The new product complements the ETF Securities’ existing range of EUR daily hedged commodity products. Currency-hedged products help offset the natural currency risk to which an investor in non-local currency assets is exposed. This is particularly useful for investors with specific local currency return mandates. Currency-hedged products also provide shorter-term tactical investors with the ability to increase their returns by choosing the currency of their exposure.
An additional benefit of the daily hedging is the frequency at which the swaps are reset. A product which tracks an index that hedges currency risk on a daily basis will tend to be more accurate in providing returns that reflect true underlying asset returns than those that hedge on a monthly basis or only reset the swaps on a monthly basis.
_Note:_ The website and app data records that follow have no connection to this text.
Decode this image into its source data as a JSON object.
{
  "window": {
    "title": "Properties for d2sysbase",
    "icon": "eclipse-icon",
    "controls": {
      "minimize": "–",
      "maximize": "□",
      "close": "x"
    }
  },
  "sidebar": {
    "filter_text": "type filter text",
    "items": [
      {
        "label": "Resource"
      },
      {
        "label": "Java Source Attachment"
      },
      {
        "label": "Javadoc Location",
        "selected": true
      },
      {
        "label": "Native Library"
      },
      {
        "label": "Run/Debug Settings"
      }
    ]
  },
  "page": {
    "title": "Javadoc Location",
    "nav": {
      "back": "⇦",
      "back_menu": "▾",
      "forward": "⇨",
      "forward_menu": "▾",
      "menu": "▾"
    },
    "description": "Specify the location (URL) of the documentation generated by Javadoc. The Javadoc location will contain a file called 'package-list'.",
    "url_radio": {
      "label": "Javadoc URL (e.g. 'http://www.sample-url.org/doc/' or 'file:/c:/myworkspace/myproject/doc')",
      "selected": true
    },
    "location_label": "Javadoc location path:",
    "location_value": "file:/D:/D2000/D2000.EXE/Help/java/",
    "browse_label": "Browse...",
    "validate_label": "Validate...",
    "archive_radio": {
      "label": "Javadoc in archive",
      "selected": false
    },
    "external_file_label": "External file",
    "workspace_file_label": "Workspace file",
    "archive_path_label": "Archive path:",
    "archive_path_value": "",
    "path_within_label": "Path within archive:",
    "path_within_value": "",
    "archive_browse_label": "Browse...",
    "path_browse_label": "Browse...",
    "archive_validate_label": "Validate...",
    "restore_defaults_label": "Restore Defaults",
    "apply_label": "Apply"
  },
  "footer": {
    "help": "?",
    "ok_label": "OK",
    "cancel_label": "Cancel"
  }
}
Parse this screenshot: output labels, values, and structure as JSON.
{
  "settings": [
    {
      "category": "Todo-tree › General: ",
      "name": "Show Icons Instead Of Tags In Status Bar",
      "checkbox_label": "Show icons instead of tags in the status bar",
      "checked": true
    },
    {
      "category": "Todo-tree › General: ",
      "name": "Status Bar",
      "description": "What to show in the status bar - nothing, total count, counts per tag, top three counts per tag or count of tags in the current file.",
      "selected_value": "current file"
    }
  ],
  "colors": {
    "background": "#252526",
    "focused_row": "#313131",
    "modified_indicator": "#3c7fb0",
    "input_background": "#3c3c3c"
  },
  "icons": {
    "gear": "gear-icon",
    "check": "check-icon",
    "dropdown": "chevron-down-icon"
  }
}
Commenting on the launch, Neil Jamieson, Head of UK & Ireland at ETF Securities, said: “We made the decision to launch ETFS EUR Daily Hedged Energy in order to complement our existing range of successful euro hedged commodity products. The product will provide a transparent and cost-efficient exposure for our euro-based investors whilst mitigating currency risk.”
So what about the outlook for energy commodities? Since April, the price of Brent has risen by around 10%, while the price of WTI has surged around 20% as stronger-than-usual demand from refineries has helped reduce US oil inventories.
Nicholas Brooks, Head of Research & Investment Strategy at ETF Securities, said: “Energy is integral to economic growth and development and movements in energy prices often have either a direct or indirect impact on most investment portfolios. Therefore energy is a commodity sector that cannot be ignored by investors. Oil prices have historically acted as one of the best hedges against inflation and more recently have provided a hedge against Middle East risk. US natural gas prices are currently trading near their marginal cost of production, indicating potential for longer-term gains. As China and other large population emerging market countries continue to develop, in our view, energy prices will need to rise to incentivise more efficient energy consumption and stimulate the investment and innovation necessary for supply to meet growing demand.”
The product has a management expense ratio (MER) of 0.49%.